For many would-be mothers, pregnancy is already a long list of things you're not allowed - cigarettes, alcohol, long-haul flights, saunas, corned beef and soft cheeses, for starters.
Now fun-hating scientists are taking away driving fast over speed bumps.
"There is lots of research about the importance of movement for women during pregnancy - our latest research looked specifically at the impacts of sudden acceleration on a pregnant woman," said Hadi Mohammadi, an engineer at the University of British Columbia.
Rather than sit a bunch of pregnant women in a car and send them speeding over bumps, they looked at data from crash tests and how pregnant women in their third trimester move.
They found going over a speed bump too fast when a baby's head is pointing downwards can cause "minor injuries to the foetal brain, an abnormal foetal heart rate, abdominal pain, uterine contraction, increasing uterine activity and further complications".
Vibrations from the bump "can cause a drag on the uterus as it goes up and then down" and put "pressure on the amniotic fluid that is protecting the foetus".
The conclusion was to slow down to the very sensible speed of 25km/h.
"Obviously, there are other variables at play when a driver approaches a speed bump, but we hope our findings provide some evidence-based guidance to keep drivers and their occupants literally and figuratively safe," said Dr Mohammadi, whose ultimate goal isn't to take away fun after all but to make vehicles safer for pregnant women.

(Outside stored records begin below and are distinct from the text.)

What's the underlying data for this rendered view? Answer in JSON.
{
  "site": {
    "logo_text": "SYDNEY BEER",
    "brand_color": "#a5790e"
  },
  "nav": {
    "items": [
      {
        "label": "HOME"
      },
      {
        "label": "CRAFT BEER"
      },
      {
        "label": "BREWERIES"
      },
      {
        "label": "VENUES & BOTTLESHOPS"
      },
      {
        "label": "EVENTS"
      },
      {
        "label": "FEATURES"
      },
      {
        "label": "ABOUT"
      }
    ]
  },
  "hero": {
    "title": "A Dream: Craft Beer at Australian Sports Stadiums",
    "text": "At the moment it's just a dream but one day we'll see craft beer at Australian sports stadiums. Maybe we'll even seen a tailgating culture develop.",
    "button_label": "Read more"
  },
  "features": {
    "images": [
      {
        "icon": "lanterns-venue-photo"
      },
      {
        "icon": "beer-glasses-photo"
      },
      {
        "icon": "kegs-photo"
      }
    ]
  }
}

The research was published this week in the Journal of Biomechanics.